“We were beer geeks, and it just wasn’t acceptable,” Petracca explained during a speech at the Rutgers Innovation and Entrepreneurship Expo on November 1.
But one night, while watching over his infant at 4 a.m., his eyes drifted to the humidifier in the room. Inspiration struck, and he took it apart and explored its process of changing water to vapor. He called McDonald, and a few hours and beers later, the two had formulated the early version of their Fizzics Micro-Foam technology, which they use to enhance the flavor, taste and mouth feel of any craft beer.
In his talk, Petracca detailed the creative strategies he used to scale the company from its first prototype producing a satisfying beer to a rapidly growing operation with models sold internationally.
His first plan of action was to crowdfund. He got the idea while at a beer festival; after doing a trial with the prototype, skeptics turned to believers, and Petracca then had the wide-eyed converts write their emails down so he could keep them updated on the state of the business.
From there, they launched a fundraising campaign on Indiegogo, the international crowdfunding platform. He made sure the page clearly explained the what, how and why of the product, and also made sure to include a snazzy video to catch people’s attention.
“Indiegogo has a complex algorithm. You have 24-48 hours to hit key metrics, and if you do, a magical thing happens: you start trending,” Petracca said. “The platforms start promoting you, and pretty soon, millions are seeing it.”
From the initial campaign alone, Fizzics raised over $250,000 in funding.
In addition to funds from the site, Petracca also devised a strategy for getting some positive write-ups in the press. He began showing up in the lobbies of tech outlets like Gizmodo and TechCrunch armed with cooler full of beer.
He quickly found that editors would overlook the fact that he didn’t have an appointment as long as he brought free beer. He showcased the product, and before long, bloggers were covering the company.
Once the word was out, it was time to develop the actual business model. In the summer of 2015, Petracca approached Brookstone, a tech-retail chain fresh out of bankruptcy, and convinced them to consider partnering with Indiegogo start-ups in order to stay on the forefront of innovation.
“They loved the idea,” Petracca said.
They ordered 8,000 units, and also made an exclusivity deal. When they started shipping in October, in 7.5 weeks, Brookstone sold $1.7 million worth of Fizzics products.
While the journey thus far had been successful, the company still faced its biggest challenge yet. They applied to appear on ABC reality series “Shark Tank,” and be one of the budding entrepreneurs who have a chance to pitch their products to a group of celebrity investors in hopes of making a deal.
Out of over 200,000 applicants, Fizzics was one of 225 businesses that made the cut.

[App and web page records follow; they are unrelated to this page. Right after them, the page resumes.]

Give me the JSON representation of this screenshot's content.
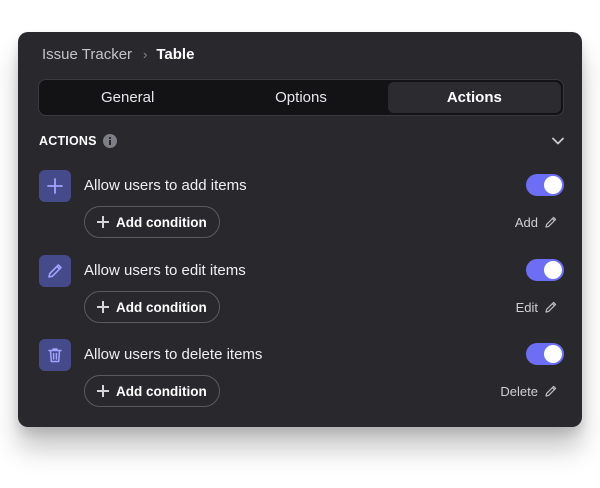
{
  "breadcrumb": {
    "parent": "Issue Tracker",
    "separator": "›",
    "current": "Table"
  },
  "tabs": [
    {
      "label": "General",
      "active": false
    },
    {
      "label": "Options",
      "active": false
    },
    {
      "label": "Actions",
      "active": true
    }
  ],
  "section": {
    "title": "ACTIONS",
    "info_icon": "info-icon",
    "collapse_icon": "chevron-down-icon"
  },
  "actions": [
    {
      "icon": "plus-icon",
      "label": "Allow users to add items",
      "enabled": true,
      "condition_label": "Add condition",
      "edit_label": "Add"
    },
    {
      "icon": "pencil-icon",
      "label": "Allow users to edit items",
      "enabled": true,
      "condition_label": "Add condition",
      "edit_label": "Edit"
    },
    {
      "icon": "trash-icon",
      "label": "Allow users to delete items",
      "enabled": true,
      "condition_label": "Add condition",
      "edit_label": "Delete"
    }
  ],
  "colors": {
    "panel": "#29292d",
    "accent": "#6c6ff5",
    "icon_bg": "#454a8a",
    "tab_bar": "#131315"
  }
}
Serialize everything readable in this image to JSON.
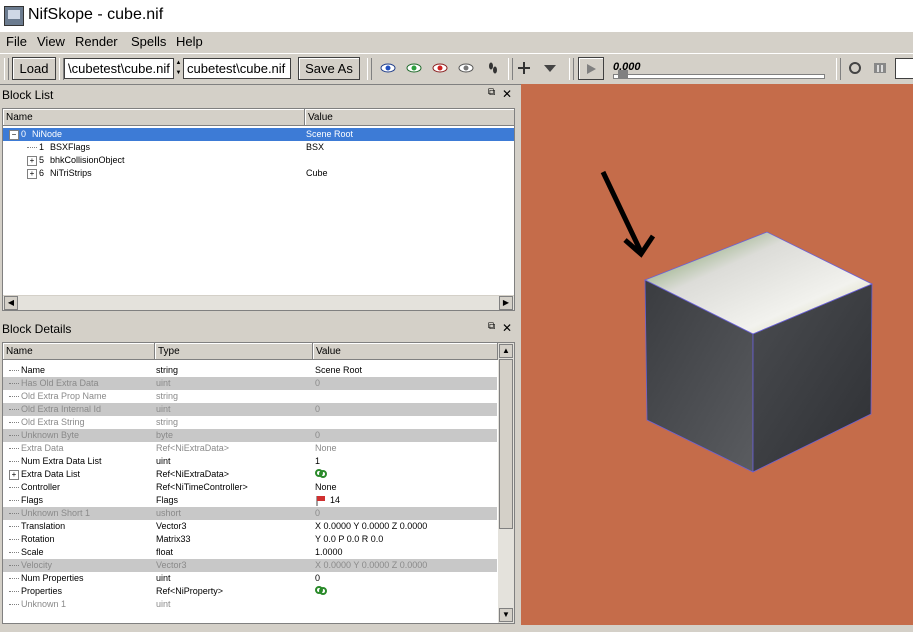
{
  "window": {
    "title": "NifSkope - cube.nif"
  },
  "menu": [
    "File",
    "View",
    "Render",
    "Spells",
    "Help"
  ],
  "toolbar": {
    "load_label": "Load",
    "load_path": "\\cubetest\\cube.nif",
    "save_path": "cubetest\\cube.nif",
    "save_as_label": "Save As",
    "time_value": "0.000"
  },
  "block_list": {
    "title": "Block List",
    "columns": [
      "Name",
      "Value"
    ],
    "rows": [
      {
        "index": "0",
        "name": "NiNode",
        "value": "Scene Root"
      },
      {
        "index": "1",
        "name": "BSXFlags",
        "value": "BSX"
      },
      {
        "index": "5",
        "name": "bhkCollisionObject",
        "value": ""
      },
      {
        "index": "6",
        "name": "NiTriStrips",
        "value": "Cube"
      }
    ]
  },
  "block_details": {
    "title": "Block Details",
    "columns": [
      "Name",
      "Type",
      "Value"
    ],
    "rows": [
      {
        "name": "Name",
        "type": "string",
        "value": "Scene Root"
      },
      {
        "name": "Has Old Extra Data",
        "type": "uint",
        "value": "0"
      },
      {
        "name": "Old Extra Prop Name",
        "type": "string",
        "value": ""
      },
      {
        "name": "Old Extra Internal Id",
        "type": "uint",
        "value": "0"
      },
      {
        "name": "Old Extra String",
        "type": "string",
        "value": ""
      },
      {
        "name": "Unknown Byte",
        "type": "byte",
        "value": "0"
      },
      {
        "name": "Extra Data",
        "type": "Ref<NiExtraData>",
        "value": "None"
      },
      {
        "name": "Num Extra Data List",
        "type": "uint",
        "value": "1"
      },
      {
        "name": "Extra Data List",
        "type": "Ref<NiExtraData>",
        "value": ""
      },
      {
        "name": "Controller",
        "type": "Ref<NiTimeController>",
        "value": "None"
      },
      {
        "name": "Flags",
        "type": "Flags",
        "value": "14"
      },
      {
        "name": "Unknown Short 1",
        "type": "ushort",
        "value": "0"
      },
      {
        "name": "Translation",
        "type": "Vector3",
        "value": "X 0.0000 Y 0.0000 Z 0.0000"
      },
      {
        "name": "Rotation",
        "type": "Matrix33",
        "value": "Y 0.0 P 0.0 R 0.0"
      },
      {
        "name": "Scale",
        "type": "float",
        "value": "1.0000"
      },
      {
        "name": "Velocity",
        "type": "Vector3",
        "value": "X 0.0000 Y 0.0000 Z 0.0000"
      },
      {
        "name": "Num Properties",
        "type": "uint",
        "value": "0"
      },
      {
        "name": "Properties",
        "type": "Ref<NiProperty>",
        "value": ""
      },
      {
        "name": "Unknown 1",
        "type": "uint",
        "value": ""
      }
    ]
  },
  "colors": {
    "viewport_bg": "#c56c4a",
    "selection": "#3d7bd6",
    "disabled_row": "#c8c8c8"
  }
}
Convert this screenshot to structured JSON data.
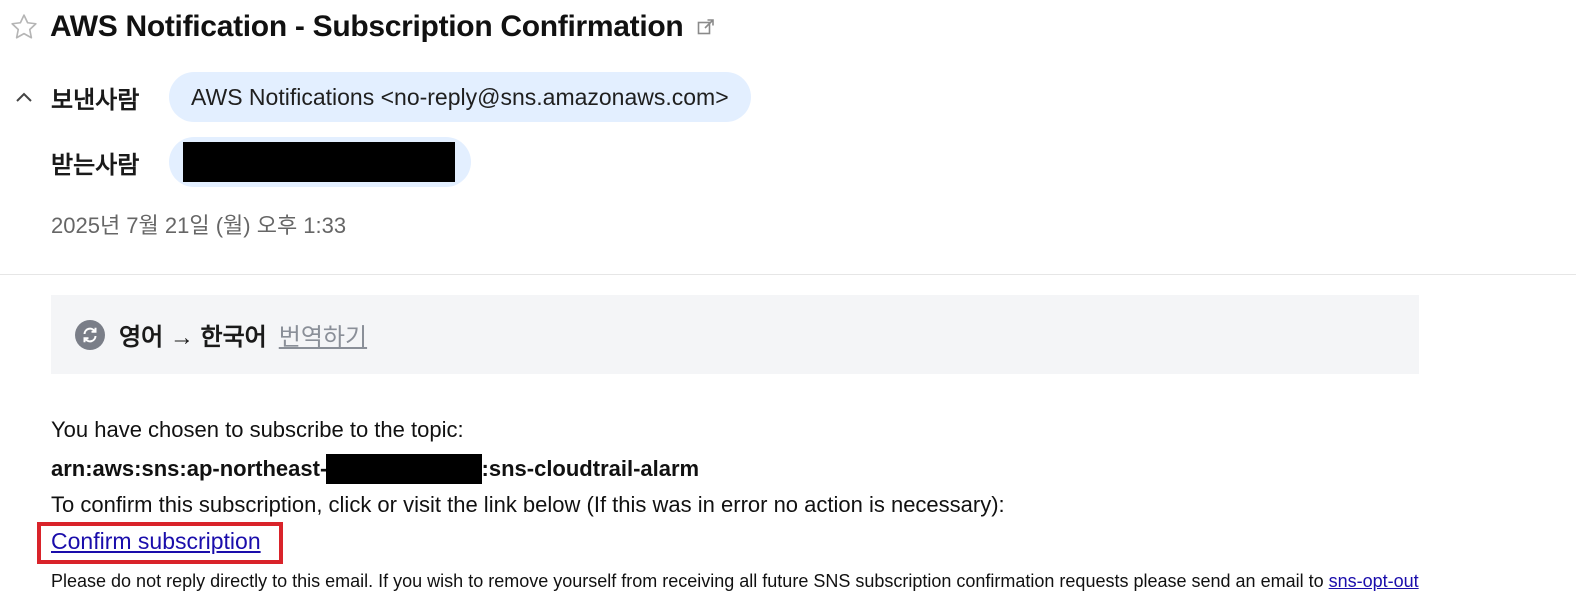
{
  "email": {
    "subject": "AWS Notification - Subscription Confirmation",
    "sender_label": "보낸사람",
    "sender": "AWS Notifications <no-reply@sns.amazonaws.com>",
    "recipient_label": "받는사람",
    "date": "2025년 7월 21일 (월) 오후 1:33"
  },
  "translate": {
    "languages": "영어 → 한국어",
    "action": "번역하기"
  },
  "body": {
    "line1": "You have chosen to subscribe to the topic:",
    "arn_prefix": "arn:aws:sns:ap-northeast-2",
    "arn_suffix": ":sns-cloudtrail-alarm",
    "line3": "To confirm this subscription, click or visit the link below (If this was in error no action is necessary):",
    "confirm_link": "Confirm subscription",
    "footer": "Please do not reply directly to this email. If you wish to remove yourself from receiving all future SNS subscription confirmation requests please send an email to ",
    "footer_link": "sns-opt-out"
  },
  "colors": {
    "chip_bg": "#e3efff",
    "link": "#1a0dab",
    "highlight_border": "#d9232a",
    "translate_bar_bg": "#f4f5f7"
  },
  "icons": {
    "star": "star-icon",
    "popout": "external-link-icon",
    "collapse": "chevron-up-icon",
    "translate": "translate-refresh-icon"
  }
}
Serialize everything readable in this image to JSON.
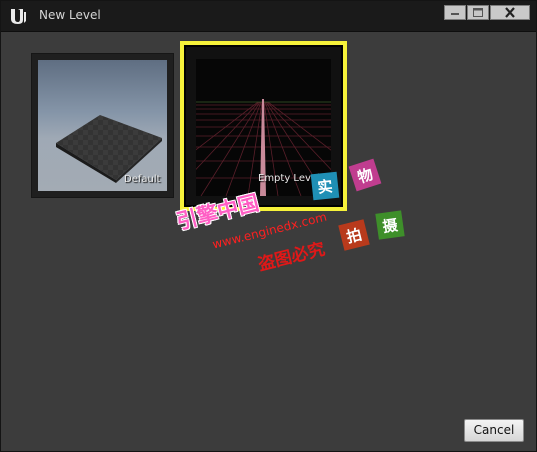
{
  "window": {
    "title": "New Level",
    "controls": {
      "minimize": "minimize-icon",
      "maximize": "maximize-icon",
      "close": "close-icon"
    }
  },
  "templates": [
    {
      "label": "Default",
      "selected": false
    },
    {
      "label": "Empty Level",
      "selected": true
    }
  ],
  "watermark": {
    "main": "引擎中国",
    "url": "www.enginedx.com",
    "sub": "盗图必究",
    "stamps": [
      "实",
      "物",
      "拍",
      "摄"
    ]
  },
  "footer": {
    "cancel_label": "Cancel"
  },
  "colors": {
    "selection": "#f6f23a",
    "background": "#3c3c3c",
    "titlebar": "#1a1a1a"
  }
}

“Shark Tank gets you in front of not only celebrity investors, but also millions of people,” Petracca said. “It’s the gift that keeps on giving: a free commercial when we had no marketing dollars to spend.”
The pair went in hoping to get $500,000 for 4% of the company. Against the odds, the pitch was a huge success, and after a few different offers from the six “sharks,” Petracca and McDonald made a deal with Mark Cuban and Lori Greiner: $2 million for 16.7% of the company.
They closed the deal, and now, Fizzics is on its way to bigger and better things. The company’s pre-money valuation has grown from $10 million to $18 million, and the Micro-Foam technology is making its way into stores in countries like Canada, Mexico, Brazil and South Africa.
“For me, the one thing I’ve learned is you have to be able to communicate the value proposition and also raise awareness in your product,” Petracca said.
Through a variety of strategies and platforms, he was able to do both, and now Fizzics is brewing up a better beer in homes across the globe.